AIM OF THE EXERCISE
Lines of the data that contain the word "visible" are the ones to copy.

DATA SHOWN
# # # # #
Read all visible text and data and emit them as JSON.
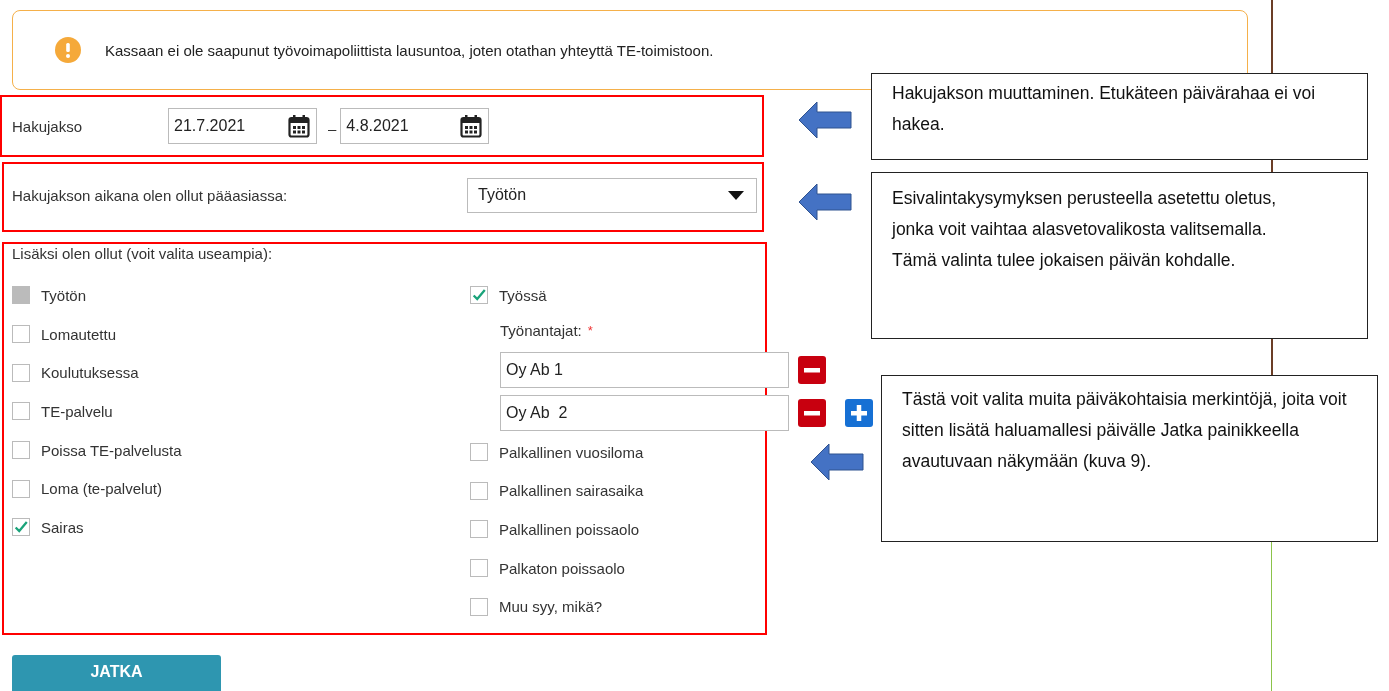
{
  "alert": {
    "text": "Kassaan ei ole saapunut työvoimapoliittista lausuntoa, joten otathan yhteyttä TE-toimistoon."
  },
  "period": {
    "label": "Hakujakso",
    "start": "21.7.2021",
    "separator": "–",
    "end": "4.8.2021"
  },
  "main_status": {
    "label": "Hakujakson aikana olen ollut pääasiassa:",
    "value": "Työtön"
  },
  "additional": {
    "label": "Lisäksi olen ollut (voit valita useampia):",
    "left_options": [
      {
        "label": "Työtön",
        "checked": false,
        "disabled": true
      },
      {
        "label": "Lomautettu",
        "checked": false,
        "disabled": false
      },
      {
        "label": "Koulutuksessa",
        "checked": false,
        "disabled": false
      },
      {
        "label": "TE-palvelu",
        "checked": false,
        "disabled": false
      },
      {
        "label": "Poissa TE-palvelusta",
        "checked": false,
        "disabled": false
      },
      {
        "label": "Loma (te-palvelut)",
        "checked": false,
        "disabled": false
      },
      {
        "label": "Sairas",
        "checked": true,
        "disabled": false
      }
    ],
    "right_column": [
      {
        "kind": "checkbox",
        "label": "Työssä",
        "checked": true,
        "disabled": false
      },
      {
        "kind": "employers",
        "label": "Työnantajat:",
        "required_mark": "*",
        "add_button": true,
        "entries": [
          {
            "value": "Oy Ab 1"
          },
          {
            "value": "Oy Ab  2"
          }
        ]
      },
      {
        "kind": "checkbox",
        "label": "Palkallinen vuosiloma",
        "checked": false,
        "disabled": false
      },
      {
        "kind": "checkbox",
        "label": "Palkallinen sairasaika",
        "checked": false,
        "disabled": false
      },
      {
        "kind": "checkbox",
        "label": "Palkallinen poissaolo",
        "checked": false,
        "disabled": false
      },
      {
        "kind": "checkbox",
        "label": "Palkaton poissaolo",
        "checked": false,
        "disabled": false
      },
      {
        "kind": "checkbox",
        "label": "Muu syy, mikä?",
        "checked": false,
        "disabled": false
      }
    ]
  },
  "button": "JATKA",
  "callouts": [
    {
      "text": "Hakujakson muuttaminen. Etukäteen päivärahaa ei voi hakea."
    },
    {
      "text": "Esivalintakysymyksen perusteella asetettu oletus, jonka voit vaihtaa alasvetovalikosta valitsemalla. Tämä valinta tulee jokaisen päivän kohdalle."
    },
    {
      "text": "Tästä voit valita muita päiväkohtaisia merkintöjä, joita voit sitten lisätä haluamallesi päivälle Jatka painikkeella avautuvaan näkymään (kuva 9)."
    }
  ]
}
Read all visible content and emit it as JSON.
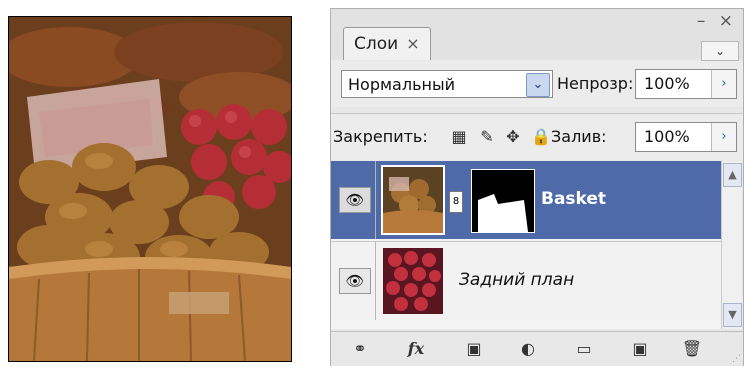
{
  "panel": {
    "tab_label": "Слои",
    "tab_close": "×",
    "window_controls": "– ×",
    "menu_glyph": "▾☰",
    "blend_mode": "Нормальный",
    "opacity_label": "Непрозр:",
    "opacity_value": "100%",
    "lock_label": "Закрепить:",
    "fill_label": "Залив:",
    "fill_value": "100%"
  },
  "layers": [
    {
      "name": "Basket",
      "selected": true,
      "visible": true,
      "has_mask": true
    },
    {
      "name": "Задний план",
      "selected": false,
      "visible": true,
      "has_mask": false
    }
  ],
  "icons": {
    "eye": "eye-icon",
    "link": "link-layers-icon",
    "fx": "fx-icon",
    "mask": "add-mask-icon",
    "adjustment": "adjustment-layer-icon",
    "group": "folder-icon",
    "new_layer": "new-layer-icon",
    "delete": "trash-icon"
  },
  "colors": {
    "selection": "#4f6aa8",
    "panel_bg": "#e8e8e8"
  },
  "glyphs": {
    "eye": "👁",
    "chain": "8",
    "dd": "⌄",
    "arrow": "›",
    "fx": "fx",
    "link": "⚭",
    "adj": "◐",
    "folder": "▭",
    "newlayer": "▣",
    "trash": "🗑",
    "lock_trans": "▦",
    "lock_brush": "✎",
    "lock_move": "✥",
    "lock_all": "🔒",
    "up": "▲",
    "down": "▼",
    "grip": "⋰"
  }
}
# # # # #
EXERCISE SOLUTION
Read all visible text and data and emit them as JSON.
Read all visible content and emit it as JSON.
      "visible": true,
      "visible": true,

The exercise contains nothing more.